• _To do_:
Pictures aside, write every record out again word for word.
━━ Records for the task
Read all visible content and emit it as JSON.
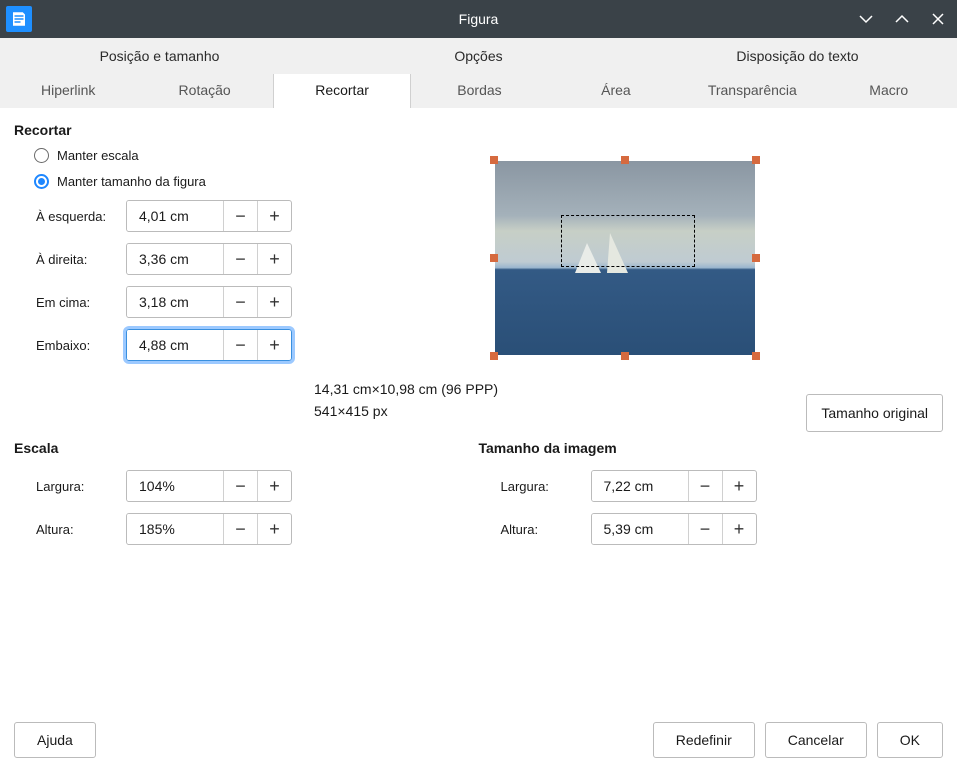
{
  "window": {
    "title": "Figura"
  },
  "tabs": {
    "row1": [
      "Posição e tamanho",
      "Opções",
      "Disposição do texto"
    ],
    "row2": [
      "Hiperlink",
      "Rotação",
      "Recortar",
      "Bordas",
      "Área",
      "Transparência",
      "Macro"
    ],
    "active": "Recortar"
  },
  "crop": {
    "section": "Recortar",
    "keepScale": "Manter escala",
    "keepSize": "Manter tamanho da figura",
    "left": {
      "label": "À esquerda:",
      "value": "4,01 cm"
    },
    "right": {
      "label": "À direita:",
      "value": "3,36 cm"
    },
    "top": {
      "label": "Em cima:",
      "value": "3,18 cm"
    },
    "bottom": {
      "label": "Embaixo:",
      "value": "4,88 cm"
    }
  },
  "info": {
    "dims": "14,31 cm×10,98 cm (96 PPP)",
    "pixels": "541×415 px"
  },
  "originalSize": "Tamanho original",
  "scale": {
    "section": "Escala",
    "width": {
      "label": "Largura:",
      "value": "104%"
    },
    "height": {
      "label": "Altura:",
      "value": "185%"
    }
  },
  "imgSize": {
    "section": "Tamanho da imagem",
    "width": {
      "label": "Largura:",
      "value": "7,22 cm"
    },
    "height": {
      "label": "Altura:",
      "value": "5,39 cm"
    }
  },
  "footer": {
    "help": "Ajuda",
    "reset": "Redefinir",
    "cancel": "Cancelar",
    "ok": "OK"
  }
}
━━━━
• _Your solution_:
Read all visible content and emit it as JSON.
{
  "window": {
    "title": "Figura"
  },
  "tabs": {
    "row1": [
      "Posição e tamanho",
      "Opções",
      "Disposição do texto"
    ],
    "row2": [
      "Hiperlink",
      "Rotação",
      "Recortar",
      "Bordas",
      "Área",
      "Transparência",
      "Macro"
    ],
    "active": "Recortar"
  },
  "crop": {
    "section": "Recortar",
    "keepScale": "Manter escala",
    "keepSize": "Manter tamanho da figura",
    "left": {
      "label": "À esquerda:",
      "value": "4,01 cm"
    },
    "right": {
      "label": "À direita:",
      "value": "3,36 cm"
    },
    "top": {
      "label": "Em cima:",
      "value": "3,18 cm"
    },
    "bottom": {
      "label": "Embaixo:",
      "value": "4,88 cm"
    }
  },
  "info": {
    "dims": "14,31 cm×10,98 cm (96 PPP)",
    "pixels": "541×415 px"
  },
  "originalSize": "Tamanho original",
  "scale": {
    "section": "Escala",
    "width": {
      "label": "Largura:",
      "value": "104%"
    },
    "height": {
      "label": "Altura:",
      "value": "185%"
    }
  },
  "imgSize": {
    "section": "Tamanho da imagem",
    "width": {
      "label": "Largura:",
      "value": "7,22 cm"
    },
    "height": {
      "label": "Altura:",
      "value": "5,39 cm"
    }
  },
  "footer": {
    "help": "Ajuda",
    "reset": "Redefinir",
    "cancel": "Cancelar",
    "ok": "OK"
  }
}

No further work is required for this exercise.